The first evidence of human life on the Japanese archipelago dates to approximately 30,000 years ago. Before the introduction of Buddhism in the 6th-7th century, Japan developed a highly unique culture even while receiving influence from the continent.
In the Jōmon period, which began around 14,000 BCE, people lived hunter-gatherer lifestyles and used earthenware vessels characterised by distinctive decorative effects, including the cord imprints (jōmon) from which the period takes its name. Pottery with such patterns included vessels with wave-shaped rims, which are unlike anything else in the world. The Middle Jōmon period in particular saw richly decorative earthenware vessels flourish, and other Jōmon artifacts such as dogu clay figures and earthenware objects. Ornaments and lacquerware from this period also demonstrate a remarkable sense of design.
In the Yayoi period (circa 300 BCE to 250 CE) rice-growing culture entered Japan from continental Asia and metal objects came into use. While first created for practical uses, the bronzeware later became more ceremonial, increasing in size and developing in southern Japan, from Kyushu to the Tokai region. Ceramic vessels from the Yayoi period display a simple and refined aesthetic, while dotaku bell-shaped bronzes, representative of the Yayoi metal objects, preserve unusual designs and primitive illustrations. This bronzeware enlivened rituals with musical sounds and a lustrous sheen.
During the Kofun period, circa 250 CE – 538 CE, which saw greater political centralisation and the construction of giant tomb mounds, advanced cultures entered Japan from the continent spurring the development of a variety of technologies. Haji earthenware, Sue stoneware and haniwa terracotta tomb ornaments exemplify the beauty of ceramic form while mirrors, adornments, weapons, armour and equestrian gear incorporate stylish metal and glass craftsmanship. The hajiwa were initially made in abstract cylindrical shapes, but a large variety of representational ones were later created. Many aspects of this period, including ceremonies, clothes, tools and weapons, are shown three-dimensionally by these figurines. The wall paintings preserved within the kofun burial mounds, or tumuli, for which the period renowned provide excellent examples of the illustrative expression of the time.
Buddhism arrived in Japan in the mid-6th century via the Kingdom of Backje in Korea. In time, Buddhism was embraced by the imperial court, leading to the creation of many temples and sculptures with the assistance of Backjean artists who came to Japan from 577 CE. Japanese culture developed rapidly following the adoption of Buddhism throughout the Asuka period (circa 538 CE to 710 CE), to the point where the casting of the Great Buddha of Todaiji temple, an enormous seated bronze statue, was undertaken by the state in the Nara period (710 CE to 794 CE). Buddhist art included sculptures, sutras, reliquaries and ritual objects.

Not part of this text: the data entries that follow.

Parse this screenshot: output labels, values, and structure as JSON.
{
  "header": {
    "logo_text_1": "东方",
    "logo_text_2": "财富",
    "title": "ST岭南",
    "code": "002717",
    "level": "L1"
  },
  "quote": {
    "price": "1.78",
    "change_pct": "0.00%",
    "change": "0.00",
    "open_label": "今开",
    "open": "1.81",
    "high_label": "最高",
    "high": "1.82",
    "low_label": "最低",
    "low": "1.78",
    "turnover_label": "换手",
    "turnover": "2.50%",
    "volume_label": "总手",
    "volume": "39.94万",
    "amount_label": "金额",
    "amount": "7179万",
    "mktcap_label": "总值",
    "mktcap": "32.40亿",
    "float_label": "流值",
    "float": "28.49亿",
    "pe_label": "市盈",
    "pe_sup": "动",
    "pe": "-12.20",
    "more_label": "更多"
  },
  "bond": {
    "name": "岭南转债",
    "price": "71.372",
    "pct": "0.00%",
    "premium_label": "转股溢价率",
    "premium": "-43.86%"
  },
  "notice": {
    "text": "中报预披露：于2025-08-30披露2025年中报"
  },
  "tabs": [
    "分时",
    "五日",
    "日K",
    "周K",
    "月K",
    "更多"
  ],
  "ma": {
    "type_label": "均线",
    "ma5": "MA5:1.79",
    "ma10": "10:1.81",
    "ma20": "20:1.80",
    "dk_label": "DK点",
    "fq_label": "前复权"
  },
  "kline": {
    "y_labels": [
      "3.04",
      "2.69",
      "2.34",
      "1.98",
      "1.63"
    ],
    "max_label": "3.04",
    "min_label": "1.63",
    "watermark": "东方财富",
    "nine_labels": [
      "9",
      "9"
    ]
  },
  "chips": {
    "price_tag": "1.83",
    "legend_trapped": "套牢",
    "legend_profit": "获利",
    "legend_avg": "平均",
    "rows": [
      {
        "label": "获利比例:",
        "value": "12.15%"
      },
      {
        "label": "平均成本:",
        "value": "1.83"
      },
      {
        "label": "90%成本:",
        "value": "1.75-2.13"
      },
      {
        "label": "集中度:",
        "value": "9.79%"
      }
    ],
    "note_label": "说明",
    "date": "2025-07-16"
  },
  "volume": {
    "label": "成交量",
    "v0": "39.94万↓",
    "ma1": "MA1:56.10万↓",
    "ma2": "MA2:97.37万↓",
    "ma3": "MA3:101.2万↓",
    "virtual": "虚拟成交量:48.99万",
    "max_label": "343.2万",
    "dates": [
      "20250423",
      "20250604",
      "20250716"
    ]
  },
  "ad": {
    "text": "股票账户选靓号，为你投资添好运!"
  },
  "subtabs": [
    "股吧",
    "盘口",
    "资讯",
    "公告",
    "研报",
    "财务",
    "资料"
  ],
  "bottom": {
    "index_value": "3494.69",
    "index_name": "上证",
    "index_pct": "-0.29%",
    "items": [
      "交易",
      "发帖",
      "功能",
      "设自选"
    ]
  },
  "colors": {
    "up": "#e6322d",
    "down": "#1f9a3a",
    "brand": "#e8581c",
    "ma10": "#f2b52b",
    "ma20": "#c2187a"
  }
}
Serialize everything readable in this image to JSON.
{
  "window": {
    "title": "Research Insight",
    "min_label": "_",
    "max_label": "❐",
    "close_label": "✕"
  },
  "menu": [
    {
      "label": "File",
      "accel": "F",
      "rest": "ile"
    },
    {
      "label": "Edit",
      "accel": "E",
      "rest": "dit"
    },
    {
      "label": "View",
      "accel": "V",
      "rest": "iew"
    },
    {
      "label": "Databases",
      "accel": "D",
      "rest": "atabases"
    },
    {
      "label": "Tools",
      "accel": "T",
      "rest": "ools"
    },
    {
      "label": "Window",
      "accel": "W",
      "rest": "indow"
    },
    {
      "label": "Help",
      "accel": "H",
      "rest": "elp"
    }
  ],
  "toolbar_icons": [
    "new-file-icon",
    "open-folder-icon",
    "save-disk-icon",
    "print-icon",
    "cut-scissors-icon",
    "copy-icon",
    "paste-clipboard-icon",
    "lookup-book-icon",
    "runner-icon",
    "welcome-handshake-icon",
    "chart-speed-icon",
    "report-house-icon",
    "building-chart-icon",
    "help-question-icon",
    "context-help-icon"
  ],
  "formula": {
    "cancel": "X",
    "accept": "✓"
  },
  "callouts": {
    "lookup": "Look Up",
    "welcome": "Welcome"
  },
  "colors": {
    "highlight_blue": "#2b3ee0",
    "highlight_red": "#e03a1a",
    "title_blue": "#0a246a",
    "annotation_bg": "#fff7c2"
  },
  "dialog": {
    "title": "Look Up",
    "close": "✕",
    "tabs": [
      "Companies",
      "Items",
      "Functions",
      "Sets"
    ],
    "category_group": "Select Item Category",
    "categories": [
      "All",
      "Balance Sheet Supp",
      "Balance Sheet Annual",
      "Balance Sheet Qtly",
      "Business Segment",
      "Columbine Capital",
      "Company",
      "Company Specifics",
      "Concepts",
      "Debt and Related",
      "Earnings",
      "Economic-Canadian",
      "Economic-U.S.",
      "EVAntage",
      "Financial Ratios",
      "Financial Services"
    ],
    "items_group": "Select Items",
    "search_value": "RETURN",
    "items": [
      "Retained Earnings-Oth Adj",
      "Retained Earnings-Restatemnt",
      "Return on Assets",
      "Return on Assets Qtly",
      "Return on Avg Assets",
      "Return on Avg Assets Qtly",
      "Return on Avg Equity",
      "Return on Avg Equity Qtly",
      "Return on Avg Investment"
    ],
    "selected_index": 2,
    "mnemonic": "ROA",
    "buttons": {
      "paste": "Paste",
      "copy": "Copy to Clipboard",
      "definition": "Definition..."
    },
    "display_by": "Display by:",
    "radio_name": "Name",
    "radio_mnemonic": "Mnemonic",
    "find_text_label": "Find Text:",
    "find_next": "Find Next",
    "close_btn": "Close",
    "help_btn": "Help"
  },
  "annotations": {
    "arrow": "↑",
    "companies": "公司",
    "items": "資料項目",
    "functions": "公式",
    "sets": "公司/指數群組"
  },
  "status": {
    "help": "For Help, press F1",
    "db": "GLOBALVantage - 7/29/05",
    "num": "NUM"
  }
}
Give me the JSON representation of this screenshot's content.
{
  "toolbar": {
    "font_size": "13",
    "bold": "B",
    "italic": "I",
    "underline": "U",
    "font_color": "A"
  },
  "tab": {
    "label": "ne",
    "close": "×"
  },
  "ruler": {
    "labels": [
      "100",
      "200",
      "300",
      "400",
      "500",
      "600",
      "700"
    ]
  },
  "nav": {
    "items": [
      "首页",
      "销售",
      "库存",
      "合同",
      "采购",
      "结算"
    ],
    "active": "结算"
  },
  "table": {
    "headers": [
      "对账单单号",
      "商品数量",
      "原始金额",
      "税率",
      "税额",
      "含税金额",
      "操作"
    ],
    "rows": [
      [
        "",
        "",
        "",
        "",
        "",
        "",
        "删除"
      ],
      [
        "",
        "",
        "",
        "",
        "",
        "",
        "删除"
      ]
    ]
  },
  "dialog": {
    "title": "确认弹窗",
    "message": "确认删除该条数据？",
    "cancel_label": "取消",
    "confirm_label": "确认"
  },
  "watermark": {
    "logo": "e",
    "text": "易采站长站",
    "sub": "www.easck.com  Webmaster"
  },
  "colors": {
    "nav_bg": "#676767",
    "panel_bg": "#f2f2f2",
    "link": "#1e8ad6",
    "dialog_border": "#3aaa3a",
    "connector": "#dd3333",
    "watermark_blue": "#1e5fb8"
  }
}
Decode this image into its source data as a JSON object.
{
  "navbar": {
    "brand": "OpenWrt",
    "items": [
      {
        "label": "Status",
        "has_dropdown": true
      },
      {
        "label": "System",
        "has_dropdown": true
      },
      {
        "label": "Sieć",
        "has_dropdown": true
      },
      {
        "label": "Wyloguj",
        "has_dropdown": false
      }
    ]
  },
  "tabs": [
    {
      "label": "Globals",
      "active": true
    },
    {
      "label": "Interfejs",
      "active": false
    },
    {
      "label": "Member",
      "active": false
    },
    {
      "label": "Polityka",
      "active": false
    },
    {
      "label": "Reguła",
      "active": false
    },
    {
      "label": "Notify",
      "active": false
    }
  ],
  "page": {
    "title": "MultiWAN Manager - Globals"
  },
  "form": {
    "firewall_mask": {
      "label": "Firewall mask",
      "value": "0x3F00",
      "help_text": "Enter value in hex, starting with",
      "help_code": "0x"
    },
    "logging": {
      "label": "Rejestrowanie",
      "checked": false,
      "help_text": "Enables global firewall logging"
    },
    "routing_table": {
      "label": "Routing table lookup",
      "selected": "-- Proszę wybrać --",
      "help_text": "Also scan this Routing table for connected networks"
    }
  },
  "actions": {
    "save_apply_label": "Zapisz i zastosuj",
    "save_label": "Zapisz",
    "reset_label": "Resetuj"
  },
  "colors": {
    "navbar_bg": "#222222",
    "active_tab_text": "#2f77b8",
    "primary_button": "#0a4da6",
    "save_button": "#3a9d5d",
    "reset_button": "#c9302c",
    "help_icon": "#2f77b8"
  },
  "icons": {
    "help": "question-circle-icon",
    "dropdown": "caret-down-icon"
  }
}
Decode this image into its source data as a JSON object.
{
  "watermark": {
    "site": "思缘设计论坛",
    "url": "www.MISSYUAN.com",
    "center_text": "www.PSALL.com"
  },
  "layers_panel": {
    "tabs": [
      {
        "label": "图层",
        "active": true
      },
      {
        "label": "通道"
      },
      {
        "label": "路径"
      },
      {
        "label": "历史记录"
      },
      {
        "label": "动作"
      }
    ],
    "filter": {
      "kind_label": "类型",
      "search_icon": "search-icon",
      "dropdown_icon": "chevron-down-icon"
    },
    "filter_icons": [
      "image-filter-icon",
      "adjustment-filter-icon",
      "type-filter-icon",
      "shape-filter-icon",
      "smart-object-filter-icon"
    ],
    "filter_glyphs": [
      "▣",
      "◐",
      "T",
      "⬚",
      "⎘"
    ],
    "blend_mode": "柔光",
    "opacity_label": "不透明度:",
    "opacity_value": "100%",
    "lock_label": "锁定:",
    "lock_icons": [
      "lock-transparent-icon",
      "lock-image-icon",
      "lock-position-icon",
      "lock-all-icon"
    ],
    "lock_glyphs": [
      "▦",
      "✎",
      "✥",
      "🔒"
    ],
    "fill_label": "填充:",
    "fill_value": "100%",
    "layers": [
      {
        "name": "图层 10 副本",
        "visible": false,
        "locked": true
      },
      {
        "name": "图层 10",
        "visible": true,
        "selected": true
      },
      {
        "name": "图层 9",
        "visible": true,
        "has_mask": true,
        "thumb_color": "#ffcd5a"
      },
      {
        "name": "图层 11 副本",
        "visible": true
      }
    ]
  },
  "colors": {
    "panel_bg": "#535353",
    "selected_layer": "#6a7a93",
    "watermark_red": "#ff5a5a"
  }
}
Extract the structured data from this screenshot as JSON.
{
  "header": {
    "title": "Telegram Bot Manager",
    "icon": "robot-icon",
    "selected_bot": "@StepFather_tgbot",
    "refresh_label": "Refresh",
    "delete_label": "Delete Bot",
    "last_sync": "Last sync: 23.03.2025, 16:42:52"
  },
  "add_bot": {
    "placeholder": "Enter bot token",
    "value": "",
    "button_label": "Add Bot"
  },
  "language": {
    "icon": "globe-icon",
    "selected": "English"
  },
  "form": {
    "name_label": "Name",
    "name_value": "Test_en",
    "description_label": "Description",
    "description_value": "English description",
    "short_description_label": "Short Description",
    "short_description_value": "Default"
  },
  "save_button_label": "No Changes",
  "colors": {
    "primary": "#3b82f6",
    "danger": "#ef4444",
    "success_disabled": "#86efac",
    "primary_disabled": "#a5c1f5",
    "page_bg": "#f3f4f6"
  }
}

In the Heian period (794-1192), Buddhism became even more firmly integrated into Japanese culture. In the early 9th century, coinciding with the introduction from China of esoteric Buddhism and belief in the Lotus Sutra, Buddhist art became increasingly diverse. Buddhist art prospered, particularly among the nobility, and many masterpieces were created during this time. While the courtly culture of this period was modelled on Chinese culture, the mid-Heian period saw it flourish based on Japanese aesthetics. Waka poetry was an art was an art indispensable to the daily lives of courtiers and poems and literary works were transcribed onto sumptuously decorative paper.
In the following Kamakura period (1192-1333), new sects emerged and introduced Buddhist teachings to the common people, while Zen buddhism was embraced by the warrior class. In this way, Buddhism gradually spread from the nobility, to the warrior class and subsequently to the general populace. With the appearance of a theory interpreting Japanese indigenous gods as incarnations of Buddhist deities, artworks combining elements of Buddhism and Shinto came to be produced. Zen buddhism also brought with it a new trend from China – the arts of the Southern Song to Yuan dynasties, most notably ink painting. Following Chinese styles and methods, ink paintings came to be produced in Japan for religious appreciation in Zen temples. In the Morumachi period that followed, ink painting transcended the borders of Zen temples and established itself as an independent genre on Japanese painting.
During the Azuchi-Momoyama period (1573-1603), trade with overseas nations flourished, stimulating the domestic economy. This period saw the emergence of grandly sumptuous paintings which emphasised the power of the warrior class.
The Edo period signified 250 years of relative peace for Japan, in contrast with preceding ages of battle and upheaval. People enjoyed the opportunity to select from a range of daily utensils and furnishings, including ceramics, lacquerware and metal implements to suit their preferences and needs. These objects were rich with seasonal motifs. A system of appointing painters to the Edo government was established with the Kano school, and their gracefully stylised paintings style became and official standard.
Tokyo National Museum is open from 9:00 to 21:00 and the last entry is at 20:30. Admission costs 630 yen for adults.
- Information signs at the Tokyo National Museum.